[Interface dataset entries]
********************

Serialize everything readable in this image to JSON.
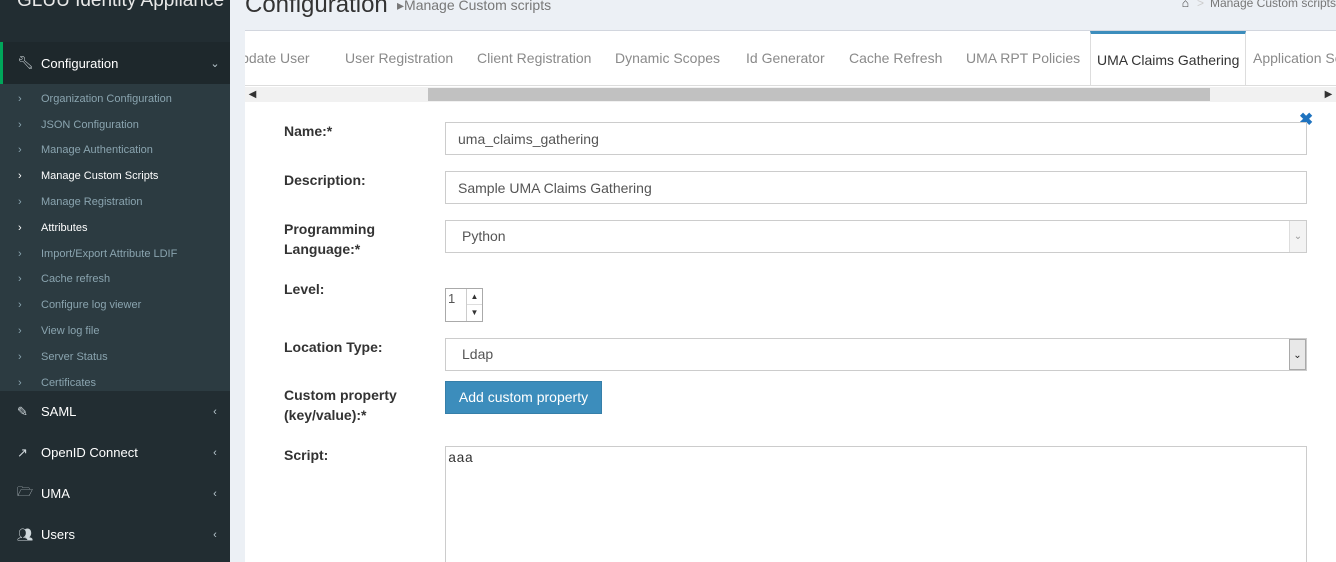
{
  "app": {
    "brand": "GLUU Identity Appliance"
  },
  "sidebar": {
    "config": {
      "label": "Configuration",
      "icon": "wrench-icon"
    },
    "sub_items": [
      {
        "label": "Organization Configuration"
      },
      {
        "label": "JSON Configuration"
      },
      {
        "label": "Manage Authentication"
      },
      {
        "label": "Manage Custom Scripts"
      },
      {
        "label": "Manage Registration"
      },
      {
        "label": "Attributes"
      },
      {
        "label": "Import/Export Attribute LDIF"
      },
      {
        "label": "Cache refresh"
      },
      {
        "label": "Configure log viewer"
      },
      {
        "label": "View log file"
      },
      {
        "label": "Server Status"
      },
      {
        "label": "Certificates"
      }
    ],
    "menus": [
      {
        "label": "SAML",
        "icon": "edit-icon"
      },
      {
        "label": "OpenID Connect",
        "icon": "external-link-icon"
      },
      {
        "label": "UMA",
        "icon": "folder-open-icon"
      },
      {
        "label": "Users",
        "icon": "users-icon"
      }
    ]
  },
  "header": {
    "title": "Configuration",
    "subtitle": "Manage Custom scripts",
    "breadcrumb": "Manage Custom scripts"
  },
  "tabs": [
    {
      "label": "Update User"
    },
    {
      "label": "User Registration"
    },
    {
      "label": "Client Registration"
    },
    {
      "label": "Dynamic Scopes"
    },
    {
      "label": "Id Generator"
    },
    {
      "label": "Cache Refresh"
    },
    {
      "label": "UMA RPT Policies"
    },
    {
      "label": "UMA Claims Gathering",
      "active": true
    },
    {
      "label": "Application Session"
    }
  ],
  "form": {
    "name_label": "Name:*",
    "name_value": "uma_claims_gathering",
    "description_label": "Description:",
    "description_value": "Sample UMA Claims Gathering",
    "language_label_1": "Programming",
    "language_label_2": "Language:*",
    "language_value": "Python",
    "level_label": "Level:",
    "level_value": "1",
    "location_label": "Location Type:",
    "location_value": "Ldap",
    "custom_label_1": "Custom property",
    "custom_label_2": "(key/value):*",
    "add_custom_button": "Add custom property",
    "script_label": "Script:",
    "script_value": "aaa"
  }
}
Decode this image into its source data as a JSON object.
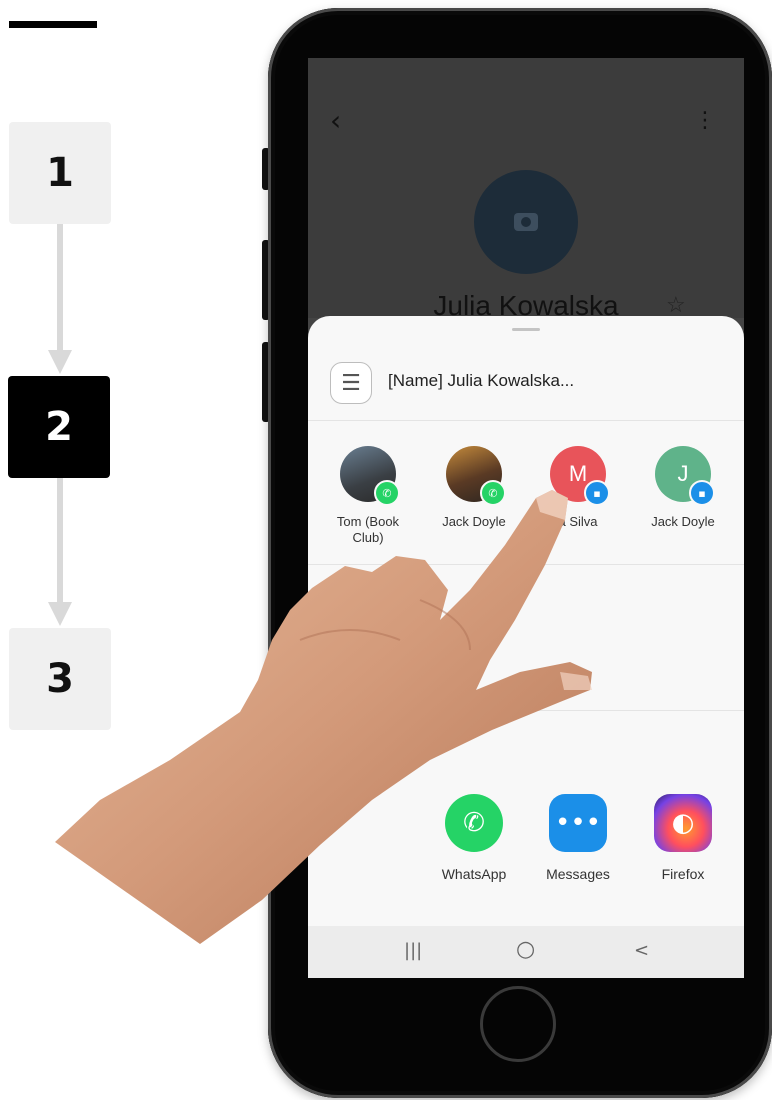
{
  "steps": [
    "1",
    "2",
    "3"
  ],
  "active_step": "2",
  "screen": {
    "back_icon": "back-arrow-icon",
    "more_icon": "more-options-icon",
    "contact_name": "Julia Kowalska",
    "share_text": "[Name] Julia Kowalska...",
    "contacts": [
      {
        "label_line1": "Tom (Book",
        "label_line2": "Club)",
        "badge": "whatsapp-badge-icon",
        "initial": ""
      },
      {
        "label_line1": "Jack Doyle",
        "label_line2": "",
        "badge": "whatsapp-badge-icon",
        "initial": ""
      },
      {
        "label_line1": "a Silva",
        "label_line2": "",
        "badge": "messages-badge-icon",
        "initial": "M"
      },
      {
        "label_line1": "Jack Doyle",
        "label_line2": "",
        "badge": "messages-badge-icon",
        "initial": "J"
      }
    ],
    "apps_row1": [
      {
        "label": "WhatsApp",
        "icon": "whatsapp-icon"
      },
      {
        "label": "Messages",
        "icon": "messages-icon"
      },
      {
        "label": "Firefox",
        "icon": "firefox-icon"
      }
    ],
    "apps_row2": [
      {
        "icon": "bluetooth-icon"
      },
      {
        "icon": "bluetooth-icon"
      },
      {
        "icon": "smart-switch-icon"
      },
      {
        "icon": "edge-icon"
      }
    ],
    "nav": {
      "recents": "|||",
      "home": "○",
      "back": "<"
    }
  },
  "colors": {
    "active_step_bg": "#000000",
    "step_bg": "#f0f0f0",
    "whatsapp": "#25d366",
    "messages": "#1b8fe8",
    "contact_m": "#e8545a",
    "contact_j": "#5fb38a"
  }
}
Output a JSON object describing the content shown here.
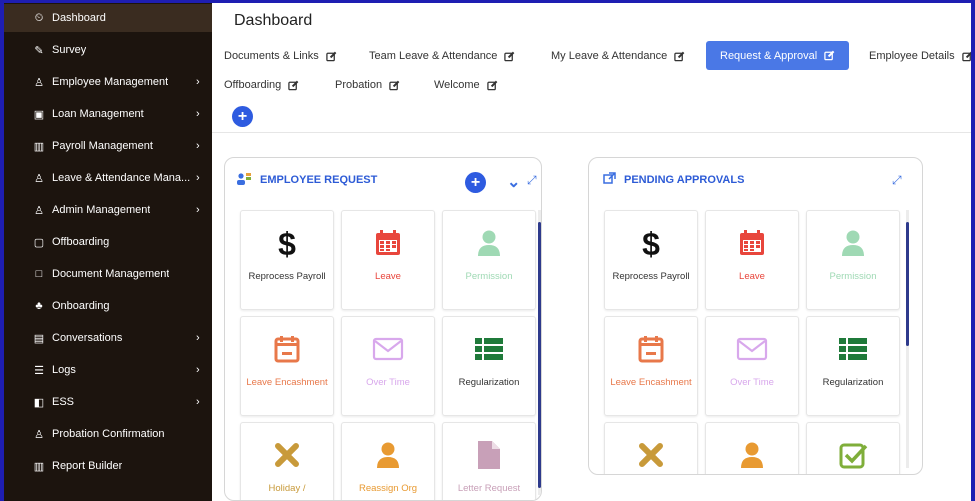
{
  "sidebar": {
    "items": [
      {
        "label": "Dashboard",
        "icon": "clock-icon",
        "glyph": "⏲",
        "chevron": false,
        "active": true
      },
      {
        "label": "Survey",
        "icon": "edit-icon",
        "glyph": "✎",
        "chevron": false
      },
      {
        "label": "Employee Management",
        "icon": "user-icon",
        "glyph": "♙",
        "chevron": true
      },
      {
        "label": "Loan Management",
        "icon": "briefcase-icon",
        "glyph": "▣",
        "chevron": true
      },
      {
        "label": "Payroll Management",
        "icon": "bar-chart-icon",
        "glyph": "▥",
        "chevron": true
      },
      {
        "label": "Leave & Attendance Mana...",
        "icon": "user-icon",
        "glyph": "♙",
        "chevron": true
      },
      {
        "label": "Admin Management",
        "icon": "user-icon",
        "glyph": "♙",
        "chevron": true
      },
      {
        "label": "Offboarding",
        "icon": "window-icon",
        "glyph": "▢",
        "chevron": false
      },
      {
        "label": "Document Management",
        "icon": "square-icon",
        "glyph": "□",
        "chevron": false
      },
      {
        "label": "Onboarding",
        "icon": "users-icon",
        "glyph": "♣",
        "chevron": false
      },
      {
        "label": "Conversations",
        "icon": "chat-icon",
        "glyph": "▤",
        "chevron": true
      },
      {
        "label": "Logs",
        "icon": "list-icon",
        "glyph": "☰",
        "chevron": true
      },
      {
        "label": "ESS",
        "icon": "panel-icon",
        "glyph": "◧",
        "chevron": true
      },
      {
        "label": "Probation Confirmation",
        "icon": "user-icon",
        "glyph": "♙",
        "chevron": false
      },
      {
        "label": "Report Builder",
        "icon": "bar-chart-icon",
        "glyph": "▥",
        "chevron": false
      }
    ],
    "chevron_glyph": "›"
  },
  "header": {
    "title": "Dashboard"
  },
  "tabs": [
    {
      "label": "Documents & Links"
    },
    {
      "label": "Team Leave & Attendance"
    },
    {
      "label": "My Leave & Attendance"
    },
    {
      "label": "Request & Approval",
      "active": true
    },
    {
      "label": "Employee Details"
    },
    {
      "label": "Offboarding"
    },
    {
      "label": "Probation"
    },
    {
      "label": "Welcome"
    }
  ],
  "add_tab_glyph": "+",
  "panels": {
    "employee_request": {
      "title": "EMPLOYEE REQUEST",
      "add_glyph": "+",
      "collapse_glyph": "⌄",
      "expand_glyph": "⤢",
      "tiles": [
        {
          "label": "Reprocess Payroll",
          "icon": "dollar-icon",
          "color": "#111111"
        },
        {
          "label": "Leave",
          "icon": "calendar-icon",
          "color": "#e8463c"
        },
        {
          "label": "Permission",
          "icon": "person-icon",
          "color": "#9fd9b4"
        },
        {
          "label": "Leave Encashment",
          "icon": "calendar-minus-icon",
          "color": "#e8784a"
        },
        {
          "label": "Over Time",
          "icon": "envelope-icon",
          "color": "#d8a8ec"
        },
        {
          "label": "Regularization",
          "icon": "list-icon",
          "color": "#1f7a3a"
        },
        {
          "label": "Holiday /",
          "icon": "x-icon",
          "color": "#c89a3a"
        },
        {
          "label": "Reassign Org",
          "icon": "person-icon",
          "color": "#e89a32"
        },
        {
          "label": "Letter Request",
          "icon": "document-icon",
          "color": "#c8a0b8"
        }
      ]
    },
    "pending_approvals": {
      "title": "PENDING APPROVALS",
      "expand_glyph": "⤢",
      "tiles": [
        {
          "label": "Reprocess Payroll",
          "icon": "dollar-icon",
          "color": "#111111"
        },
        {
          "label": "Leave",
          "icon": "calendar-icon",
          "color": "#e8463c"
        },
        {
          "label": "Permission",
          "icon": "person-icon",
          "color": "#9fd9b4"
        },
        {
          "label": "Leave Encashment",
          "icon": "calendar-minus-icon",
          "color": "#e8784a"
        },
        {
          "label": "Over Time",
          "icon": "envelope-icon",
          "color": "#d8a8ec"
        },
        {
          "label": "Regularization",
          "icon": "list-icon",
          "color": "#1f7a3a"
        },
        {
          "label": "",
          "icon": "x-icon",
          "color": "#c89a3a"
        },
        {
          "label": "",
          "icon": "person-icon",
          "color": "#e89a32"
        },
        {
          "label": "",
          "icon": "check-square-icon",
          "color": "#7fae3a"
        }
      ]
    }
  },
  "colors": {
    "background": "#1e1eb2",
    "sidebar": "#1c140e",
    "sidebar_active": "#3a2c20",
    "accent": "#4a78e6",
    "panel_title": "#2d5bd6",
    "button": "#2e5be0"
  }
}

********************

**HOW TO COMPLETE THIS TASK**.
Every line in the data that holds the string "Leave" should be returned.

**EXPECTED ANSWER**.
        "label": "Leave & Attendance Mana...",
      "label": "Team Leave & Attendance"
      "label": "My Leave & Attendance"
          "label": "Leave",
          "label": "Leave Encashment",
          "label": "Leave",
          "label": "Leave Encashment",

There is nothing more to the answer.